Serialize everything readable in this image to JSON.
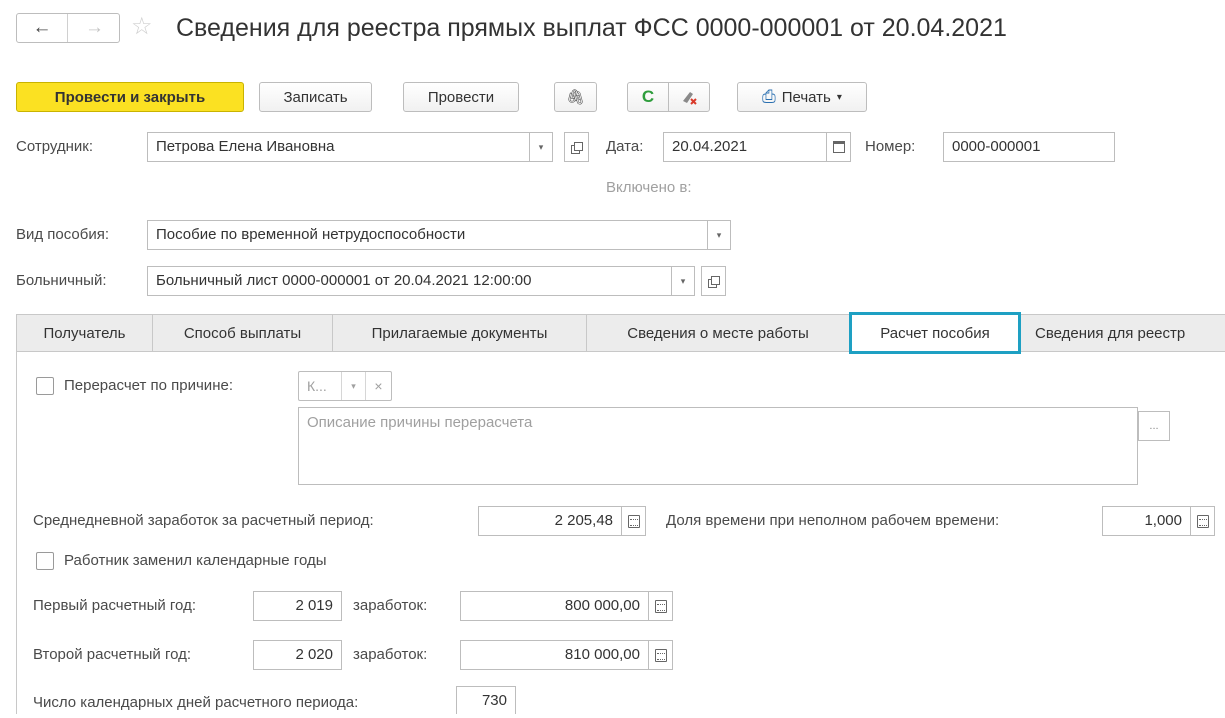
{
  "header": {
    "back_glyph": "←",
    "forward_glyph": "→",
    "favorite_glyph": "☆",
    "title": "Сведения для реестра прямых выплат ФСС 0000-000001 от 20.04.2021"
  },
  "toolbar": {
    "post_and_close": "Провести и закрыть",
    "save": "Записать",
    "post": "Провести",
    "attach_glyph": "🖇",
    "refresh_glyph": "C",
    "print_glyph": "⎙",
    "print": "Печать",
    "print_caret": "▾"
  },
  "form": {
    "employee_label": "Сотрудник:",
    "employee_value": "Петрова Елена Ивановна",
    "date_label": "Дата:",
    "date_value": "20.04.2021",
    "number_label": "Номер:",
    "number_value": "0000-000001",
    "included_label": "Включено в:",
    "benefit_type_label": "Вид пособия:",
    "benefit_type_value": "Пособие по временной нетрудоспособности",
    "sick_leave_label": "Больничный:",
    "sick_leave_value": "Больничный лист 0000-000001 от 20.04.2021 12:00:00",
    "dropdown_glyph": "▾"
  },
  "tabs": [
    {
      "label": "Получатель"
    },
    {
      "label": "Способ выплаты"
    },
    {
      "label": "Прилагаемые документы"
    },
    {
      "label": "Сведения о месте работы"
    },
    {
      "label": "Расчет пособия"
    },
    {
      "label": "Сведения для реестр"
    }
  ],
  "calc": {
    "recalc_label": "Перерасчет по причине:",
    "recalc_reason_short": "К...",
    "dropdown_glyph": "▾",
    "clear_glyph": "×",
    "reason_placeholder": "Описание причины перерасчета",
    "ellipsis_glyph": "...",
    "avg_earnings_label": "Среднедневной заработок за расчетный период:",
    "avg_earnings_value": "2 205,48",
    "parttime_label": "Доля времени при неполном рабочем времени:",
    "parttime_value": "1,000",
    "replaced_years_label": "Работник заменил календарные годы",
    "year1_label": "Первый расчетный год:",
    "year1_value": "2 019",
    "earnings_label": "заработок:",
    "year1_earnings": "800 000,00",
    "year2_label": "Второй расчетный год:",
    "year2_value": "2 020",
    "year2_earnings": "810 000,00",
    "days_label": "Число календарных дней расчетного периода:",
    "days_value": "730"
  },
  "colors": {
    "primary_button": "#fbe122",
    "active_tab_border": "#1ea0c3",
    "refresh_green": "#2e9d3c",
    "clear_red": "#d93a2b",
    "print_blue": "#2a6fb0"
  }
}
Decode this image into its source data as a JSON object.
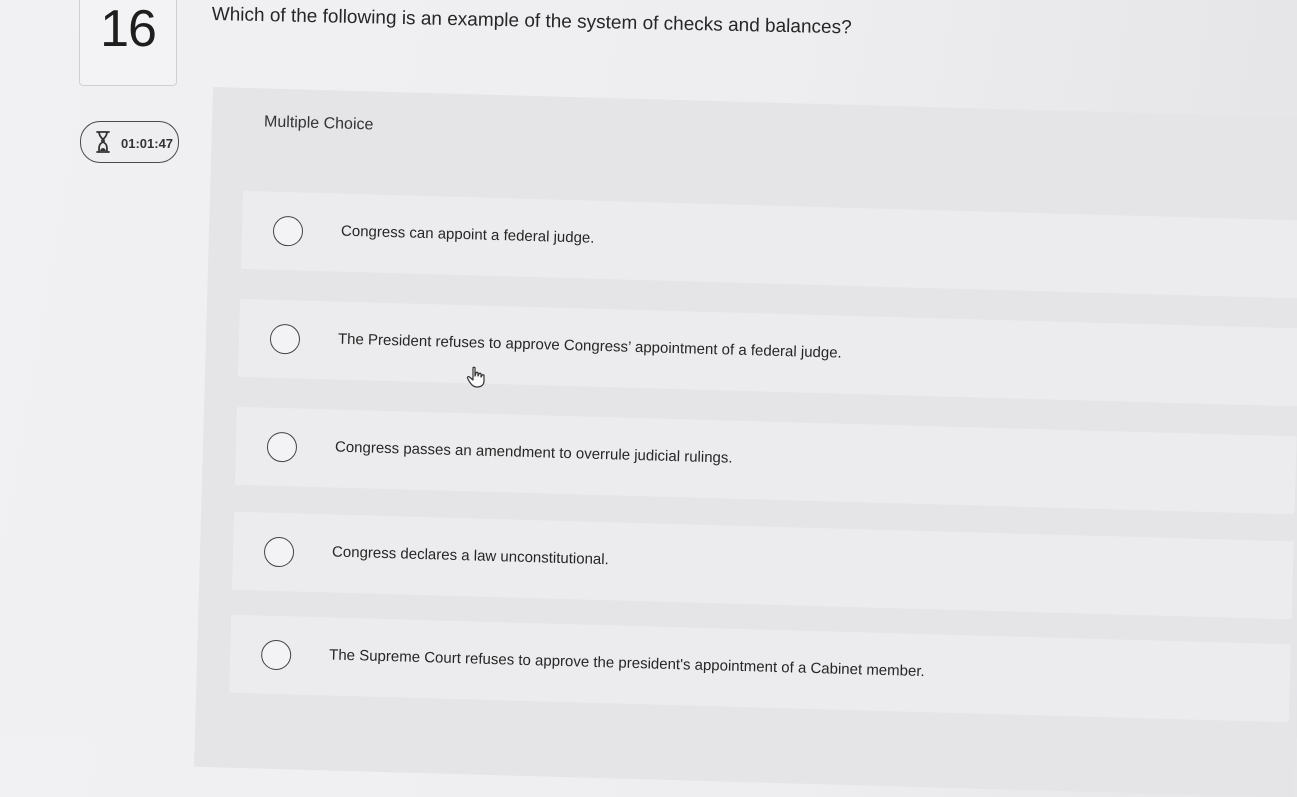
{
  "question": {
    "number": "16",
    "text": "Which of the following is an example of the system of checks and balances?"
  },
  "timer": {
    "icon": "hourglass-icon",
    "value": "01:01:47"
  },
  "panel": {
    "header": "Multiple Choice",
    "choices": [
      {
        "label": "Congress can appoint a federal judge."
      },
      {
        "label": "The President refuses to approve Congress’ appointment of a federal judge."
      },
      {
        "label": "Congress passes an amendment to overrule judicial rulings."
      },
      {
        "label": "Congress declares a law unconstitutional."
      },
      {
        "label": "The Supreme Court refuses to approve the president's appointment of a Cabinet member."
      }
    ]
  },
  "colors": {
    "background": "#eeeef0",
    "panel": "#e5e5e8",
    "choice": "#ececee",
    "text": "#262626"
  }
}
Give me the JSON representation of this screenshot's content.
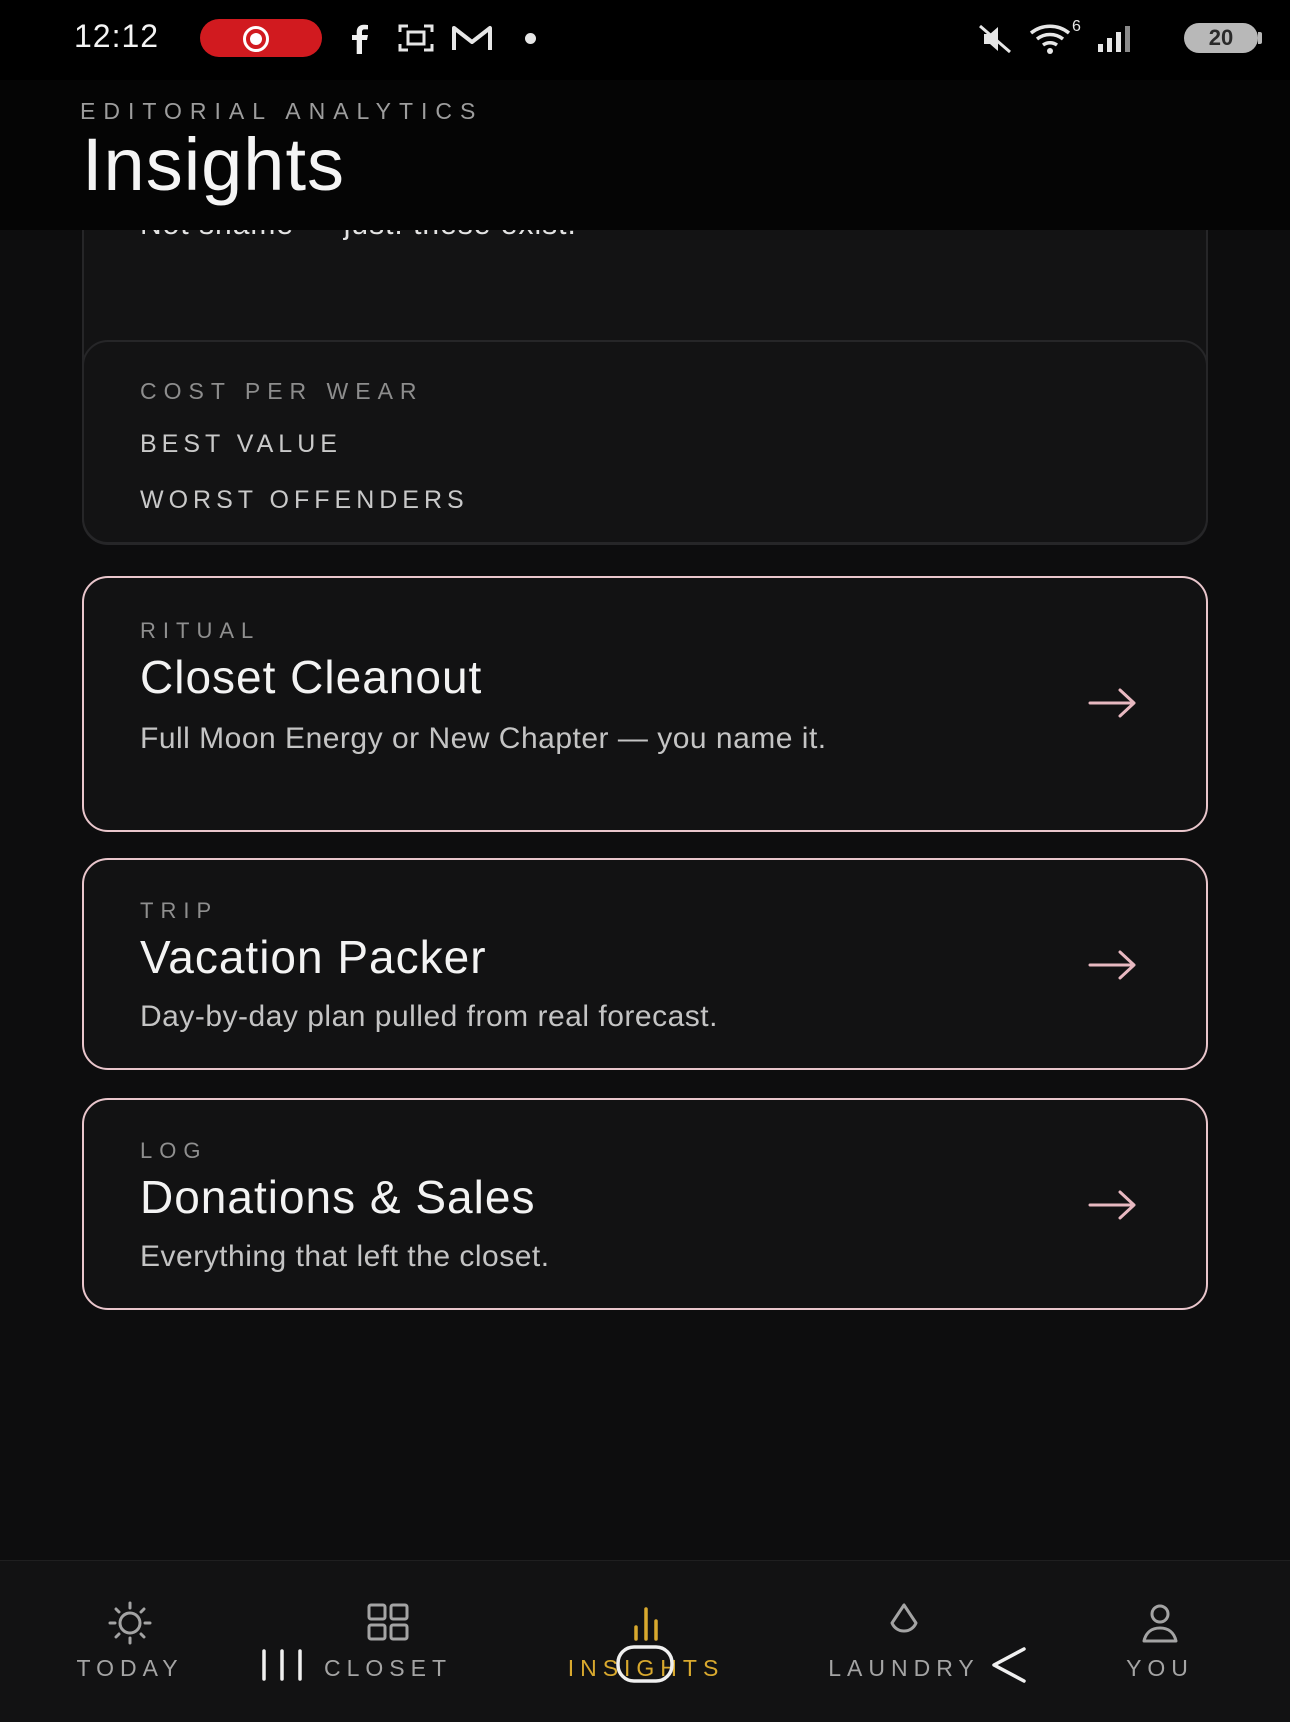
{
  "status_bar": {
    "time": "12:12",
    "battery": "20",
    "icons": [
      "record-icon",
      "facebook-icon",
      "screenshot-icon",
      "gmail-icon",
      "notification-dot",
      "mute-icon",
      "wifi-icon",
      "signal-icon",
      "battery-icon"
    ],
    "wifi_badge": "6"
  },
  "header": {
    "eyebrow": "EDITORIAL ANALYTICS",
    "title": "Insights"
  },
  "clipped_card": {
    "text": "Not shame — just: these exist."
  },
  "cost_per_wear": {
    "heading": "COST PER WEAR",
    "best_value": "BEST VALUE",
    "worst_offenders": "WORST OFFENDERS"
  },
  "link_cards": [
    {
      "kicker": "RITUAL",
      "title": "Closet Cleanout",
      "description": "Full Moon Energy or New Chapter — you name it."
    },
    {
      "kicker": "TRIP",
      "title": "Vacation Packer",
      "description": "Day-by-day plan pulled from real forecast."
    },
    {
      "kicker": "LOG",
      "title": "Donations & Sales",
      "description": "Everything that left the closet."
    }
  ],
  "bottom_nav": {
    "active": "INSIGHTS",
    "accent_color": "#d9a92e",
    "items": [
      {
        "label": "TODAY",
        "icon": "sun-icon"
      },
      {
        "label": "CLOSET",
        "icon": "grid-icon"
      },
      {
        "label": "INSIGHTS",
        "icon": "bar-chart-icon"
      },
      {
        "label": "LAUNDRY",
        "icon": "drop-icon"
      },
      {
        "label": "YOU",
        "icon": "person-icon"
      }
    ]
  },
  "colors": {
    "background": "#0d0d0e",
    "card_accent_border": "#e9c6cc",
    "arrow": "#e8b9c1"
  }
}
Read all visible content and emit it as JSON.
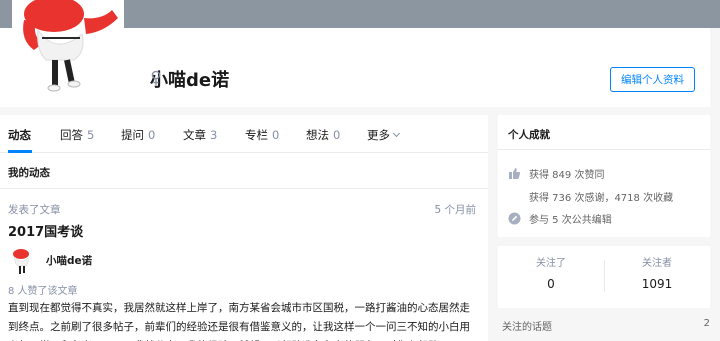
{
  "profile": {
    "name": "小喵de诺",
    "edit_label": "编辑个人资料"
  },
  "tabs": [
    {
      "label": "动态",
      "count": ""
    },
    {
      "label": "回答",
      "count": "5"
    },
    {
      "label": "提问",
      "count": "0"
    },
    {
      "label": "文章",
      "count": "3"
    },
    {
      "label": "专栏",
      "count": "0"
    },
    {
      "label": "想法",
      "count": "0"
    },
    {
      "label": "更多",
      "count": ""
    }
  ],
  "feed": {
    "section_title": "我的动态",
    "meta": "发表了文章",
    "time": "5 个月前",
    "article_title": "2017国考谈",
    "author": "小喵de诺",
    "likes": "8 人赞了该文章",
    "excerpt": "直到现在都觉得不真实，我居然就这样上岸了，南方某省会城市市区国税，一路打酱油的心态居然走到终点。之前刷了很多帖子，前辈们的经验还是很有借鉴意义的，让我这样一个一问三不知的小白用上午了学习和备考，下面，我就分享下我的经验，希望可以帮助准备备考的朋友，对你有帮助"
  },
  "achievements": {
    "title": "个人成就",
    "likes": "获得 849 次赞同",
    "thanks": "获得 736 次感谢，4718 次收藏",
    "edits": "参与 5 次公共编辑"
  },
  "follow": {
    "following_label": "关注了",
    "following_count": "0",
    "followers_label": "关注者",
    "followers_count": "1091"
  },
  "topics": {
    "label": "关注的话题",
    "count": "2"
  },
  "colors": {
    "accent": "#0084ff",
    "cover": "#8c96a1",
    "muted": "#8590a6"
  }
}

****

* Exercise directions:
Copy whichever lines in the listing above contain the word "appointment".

* Exercise answer:
        "label": "The President refuses to approve Congress’ appointment of a federal judge."
        "label": "The Supreme Court refuses to approve the president's appointment of a Cabinet member."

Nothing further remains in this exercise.